|Jackwood by the Hacking River, Royal National Park, Australia|
Cryptocarya glaucescens was one of the many species first described by Scottish botanist Robert Brown in his 1810 work Prodromus Florae Novae Hollandiae. Common names include jackwood, native laurel, brown beech, brown laurel, bolly laurel and silver sycamore.
Cryptocarya glaucescens is a medium-sized tree to 35 metres tall and 90 cm in trunk diameter.
Bark, trunk and leaves
The bark is dark brown or reddish brown and often scaly. Surface not smooth with many irregularities. Bark can contain circular depressions, colloquially known as "bollies", which are also seen in the related laurel, Litsea reticulata. The trunk may or may not be cylindrical, and the base is usually buttressed in large trees.

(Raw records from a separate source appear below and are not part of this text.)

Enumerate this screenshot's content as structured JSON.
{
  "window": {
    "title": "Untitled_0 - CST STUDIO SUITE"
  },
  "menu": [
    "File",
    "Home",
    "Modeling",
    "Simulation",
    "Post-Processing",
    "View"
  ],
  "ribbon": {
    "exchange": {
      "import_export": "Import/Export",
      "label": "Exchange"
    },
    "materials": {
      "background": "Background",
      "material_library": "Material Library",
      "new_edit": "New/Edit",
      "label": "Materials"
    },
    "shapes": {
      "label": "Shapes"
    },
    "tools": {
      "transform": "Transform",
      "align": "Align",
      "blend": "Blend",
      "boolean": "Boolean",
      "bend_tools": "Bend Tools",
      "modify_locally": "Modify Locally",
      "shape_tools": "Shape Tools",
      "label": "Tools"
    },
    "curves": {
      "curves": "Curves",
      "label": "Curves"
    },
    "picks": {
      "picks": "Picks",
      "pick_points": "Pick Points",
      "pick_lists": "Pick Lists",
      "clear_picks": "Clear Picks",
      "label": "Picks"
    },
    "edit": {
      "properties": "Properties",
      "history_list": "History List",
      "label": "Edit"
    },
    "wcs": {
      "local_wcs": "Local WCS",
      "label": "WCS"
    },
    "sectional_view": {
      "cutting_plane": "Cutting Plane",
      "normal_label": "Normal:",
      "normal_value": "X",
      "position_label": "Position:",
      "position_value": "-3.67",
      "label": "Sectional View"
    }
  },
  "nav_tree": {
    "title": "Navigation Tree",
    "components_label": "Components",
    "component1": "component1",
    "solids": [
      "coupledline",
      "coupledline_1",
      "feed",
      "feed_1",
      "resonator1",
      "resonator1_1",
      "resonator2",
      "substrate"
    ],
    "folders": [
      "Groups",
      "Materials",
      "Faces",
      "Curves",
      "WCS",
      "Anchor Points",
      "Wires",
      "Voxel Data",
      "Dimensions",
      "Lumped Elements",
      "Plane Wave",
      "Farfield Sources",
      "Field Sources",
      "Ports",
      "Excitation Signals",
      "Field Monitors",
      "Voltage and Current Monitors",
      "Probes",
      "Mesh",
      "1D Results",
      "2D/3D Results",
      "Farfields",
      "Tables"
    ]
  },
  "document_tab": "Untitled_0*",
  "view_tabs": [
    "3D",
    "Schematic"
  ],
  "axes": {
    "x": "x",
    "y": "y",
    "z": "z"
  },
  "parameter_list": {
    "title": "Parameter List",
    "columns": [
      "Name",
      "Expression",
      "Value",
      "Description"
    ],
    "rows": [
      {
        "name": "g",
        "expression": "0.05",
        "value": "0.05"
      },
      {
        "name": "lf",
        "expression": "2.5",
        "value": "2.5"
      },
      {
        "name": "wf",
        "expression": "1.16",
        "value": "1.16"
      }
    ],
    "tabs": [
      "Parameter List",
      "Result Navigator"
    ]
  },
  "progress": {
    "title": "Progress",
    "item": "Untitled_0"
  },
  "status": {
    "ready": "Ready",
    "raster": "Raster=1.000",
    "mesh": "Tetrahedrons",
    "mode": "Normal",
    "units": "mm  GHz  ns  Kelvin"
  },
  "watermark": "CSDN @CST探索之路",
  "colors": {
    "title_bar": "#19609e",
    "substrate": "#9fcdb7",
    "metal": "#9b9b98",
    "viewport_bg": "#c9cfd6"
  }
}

Leaves are alternate and elliptical, 6 to 13 cm long. Upper surface green, underside a glaucous bluish grey. Hence the species name of Cryptocarya glaucescens. Midrib and lateral nerves and net veins are visible on both sides of the leaf, but more obvious beneath.

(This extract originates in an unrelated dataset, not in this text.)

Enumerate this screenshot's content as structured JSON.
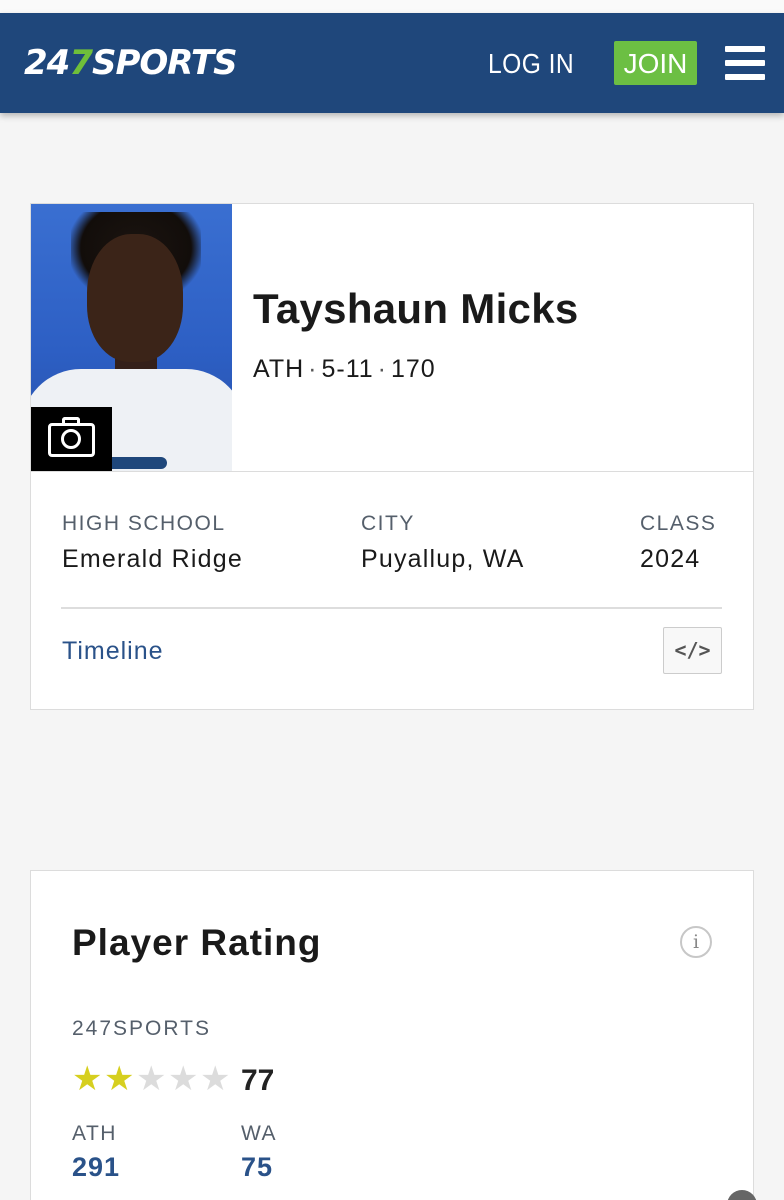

Flowers, fruit and germination
Flowers appear from October to December, being cream or pale green. Flowers are small and numerous in panicles. These panicles may be shorter or longer than the leaves.
The fruit is a drupe. Black and shiny, of an appealing oblong or spherical shape. With vertical lines and wrinkles. 18 mm long and 15 mm deep. The aril has a unique, tangy and pleasant scent. Fruit eaten by rainforest birds including the topknot pigeon. Fruit ripe from March to June.
Unlike most Australian Cryptocarya fruit, removal of the fleshy aril is not particularly advised to assist seed germination, as the aril is so thin. Roots and shoots usually appear within three to six months.
Distribution and habitat
Very common in warm temperate rainforest areas, but often seen in the other rainforest types. It grows from Mount Dromedary (36° S) in southern New South Wales to Eungella National Park (20° S), in tropical Queensland.
Timber is pale brown. Sapwood not attacked by powder post borer.